What labour experiences and common struggles migrant and local workers share across European countries? Recommendations for policymakers and practitioners
We hereby present the you with results of our research project ‘Towards shared interests between migrant and local workers’. The prominent component has been a series of interviews conducted in five EU countries. Based on the research outputs, three policy briefs were produced with following topics: precarisation and social citizenship, competition and labour standards, and solidarity in fragmented workplaces.
What bothers migrant workers the most? Unpaid wages, reveals unique research on Ukrainian workers with Polish visa
We are proud to present you with results of our research “Towards stronger transnational labour enforcement cooperation on labour migration” (STRONGLAB). The main output of the research are five country reports giving an insights into patterns of labour migration and rights violations of migrant workers.
Press release: Country studies reveal common labour rights violations and possibilities of enforcing migrant workers’ rights in the Visegrad countries.

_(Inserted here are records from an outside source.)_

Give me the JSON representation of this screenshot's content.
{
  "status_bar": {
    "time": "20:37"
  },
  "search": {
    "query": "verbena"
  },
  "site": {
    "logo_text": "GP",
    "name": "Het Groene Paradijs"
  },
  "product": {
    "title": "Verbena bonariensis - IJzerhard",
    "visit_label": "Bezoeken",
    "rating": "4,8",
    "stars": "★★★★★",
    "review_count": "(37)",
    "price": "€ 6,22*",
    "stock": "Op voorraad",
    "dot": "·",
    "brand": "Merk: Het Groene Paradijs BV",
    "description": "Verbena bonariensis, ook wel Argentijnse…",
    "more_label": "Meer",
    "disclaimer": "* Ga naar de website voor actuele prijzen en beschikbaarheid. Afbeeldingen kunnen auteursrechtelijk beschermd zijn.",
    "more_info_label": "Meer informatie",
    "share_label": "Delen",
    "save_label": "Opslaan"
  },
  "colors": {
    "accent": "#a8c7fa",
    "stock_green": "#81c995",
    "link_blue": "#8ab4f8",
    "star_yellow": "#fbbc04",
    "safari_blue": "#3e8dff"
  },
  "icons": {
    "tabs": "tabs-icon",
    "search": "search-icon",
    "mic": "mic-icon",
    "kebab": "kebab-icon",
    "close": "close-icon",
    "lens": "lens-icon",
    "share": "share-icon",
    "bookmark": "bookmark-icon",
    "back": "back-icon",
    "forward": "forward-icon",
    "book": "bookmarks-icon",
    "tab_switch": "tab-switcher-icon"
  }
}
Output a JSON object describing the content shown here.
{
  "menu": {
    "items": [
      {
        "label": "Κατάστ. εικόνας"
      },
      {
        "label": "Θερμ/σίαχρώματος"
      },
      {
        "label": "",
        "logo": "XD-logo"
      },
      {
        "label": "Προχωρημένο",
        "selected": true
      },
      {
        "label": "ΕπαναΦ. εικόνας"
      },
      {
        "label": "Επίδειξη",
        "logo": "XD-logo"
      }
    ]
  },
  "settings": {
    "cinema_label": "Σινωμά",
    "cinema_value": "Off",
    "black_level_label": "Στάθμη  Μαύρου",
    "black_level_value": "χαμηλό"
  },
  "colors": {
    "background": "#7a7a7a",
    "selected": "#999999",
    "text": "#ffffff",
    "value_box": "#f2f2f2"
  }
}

New research focusing on the patterns of wide-spread Ukrainian labour migration to Visegard Group (V4) countries unveils a common trend of unfavourable working conditions for migrant workers. Labour rights violations, precarious employment and substandard working conditions amongst temporary and low-skilled Ukranian workers are of no exception in Hungary, Slovakia, Poland and Czech Republic despite heterogeneous migration patterns between the countries.
This publication on migration in Central Europe gives a new perspective on labour migration to Western Europe, consisting of academic pieces and excerpts of blogs from Central European migrants living in Western countries. The publication, which is to some extent experimental, seeks to answer following questions: who are the people leaving their countries to work abroad? How are migrants form Eastern Europe perceived in Western countries? How does labour migration influence the economic situation of sending and receiving countries? Which migrants move to Visegrad countries? ISBN 978-80-239-9307-3 The publication was realised with financial assistance of International Visegrad Fund and European Union. There is a possibility to get the publication for free in the office of the Multicultural Centre Prague.
Práce je jinde / Work is elsewhere. Sixteen stories of people who travel for work
A bilingual English-Czech catalogue from the exhibition "Práce je jinde / Work is elswhere" is the main result of the Multicultural Centre Prague´s project on labour migration in which 32 photographers and researchers took part. The project participants worked in groups of two (a photographer and a researcher) during the summer of 2006, documenting sixteen stories. In the centre of these stories are people who for various reasons travel in various directions to find work in Europe. The participants were not trying to find exceptional individual stories but rather to look into stories and travel routes that represent important streams of labour migration in today's Europe.
The catalogue is for sale in the Multicultural Centre Prague or can be ordered at: www.plotki.net/wie.
Research Report: Qualification of Third Country Residents as a Factor Influencing Access to, Success and Mobility in the Labour Market
At the centre of the sociological research of the Multicultural Centre Prague, were the immigrants' experiences with mobility in the Czech labour market. This included details of advancement possibilities and strategies to acquire and maintain employment. The research followed the position of first generation immigrants from non-EU countries from the 1990s until today. The experiences of immigrants from the "East" were contrasted with those of privileged migrants from the USA. The research was financed within the larger project "Labour Market and Foreigners" by the EU and the Czech budget (Phare 2003 RLZ).
Research report (pdf, 630 kB) (in Czech)
Migration Processes in Central and Eastern Europe: Unpacking the Diversity
The publication released by the Multicultural Center Prague looks into various, previously unexplored aspects of migration processes in the region, making them available to an English-reading audience. It originated from a series of papers presented at the Workshop on Developments and Patterns of Migration Processes in Central and Eastern Europe (see www.migrationonline.cz/workshop) organised at the Faculty of Humanities of Charles University in Prague in August 2005.